And they have also used the beach and the flotsam and Jetsam the tide delivered on ‘the tide line’ a recent notable example being . Jean Sprackland’s book . Strands A Year of Discoveries on the Beach, which spins out a number of interweaving narratives which start with a discovery on the beach encountered on her walks.
A series of meditations prompted by walking on the wild estuarial beaches of Ainsdale Sands between Blackpool and Liverpool, Strands is about what is lost and buried then discovered, about all the things you find on a beach, dead or alive, about flotsam and jetsam, about mutability and transformation – about sea-change.
Loss and dread
But tidal areas can be dark (haunted) landscapes – perhaps reflecting and amplifying the psychological states of whatever protagonist is driving the narrative . Peter Grimes by George Crabb; poems by Silvia Plath e.g. Mussel Hunter at Rock Harbour; The Women in Black by Susan Hill, all make tidal spaces darker spaces.

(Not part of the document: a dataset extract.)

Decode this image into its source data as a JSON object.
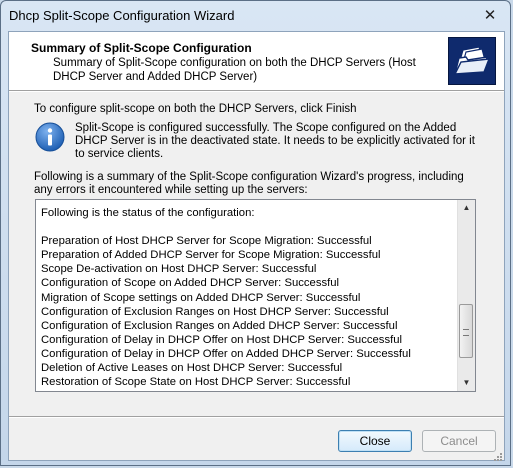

The draining and creping tide, and the unknowableness and openness of often vast intertidal landscapes can be a spatio-material medium for feelings of angst, threat, fear and dread. In Crabbes’ narrative tragic poem Peter Grimes the tidal marshes become a place of isolation and desolation.
Thus by himself compelled to live each day,
To wait for certain hours the tide’s delay;
At the same times the same dull views to see,
The water only, when the tides were high,
When low, the mud-half covered and half-dry;
There anchoring, Peter chose from man to hide,
There hang his head, and view the lazy tide
In its hot slimy channel slowly glide (cited in Drabble, 1979: 73).
Sylvia Plath turned her melancholic gaze on intertidal land as in the poem
Mussel Hunter at Rock Harbour, and found raw, visceral space.
Dawn tide stood dead low. I smelt
Mud stench, shell guts, gulls leavings.
Beyond such dal landscapes have featured in novel about foreign threats to British sovereignty as in The Riddle of the Sands by Erskine Childers and The 39 Steps by John Buchan. (In the latter the key to the mystery is a flight of dock stairs which at a certain high tide has 39 steps exposed).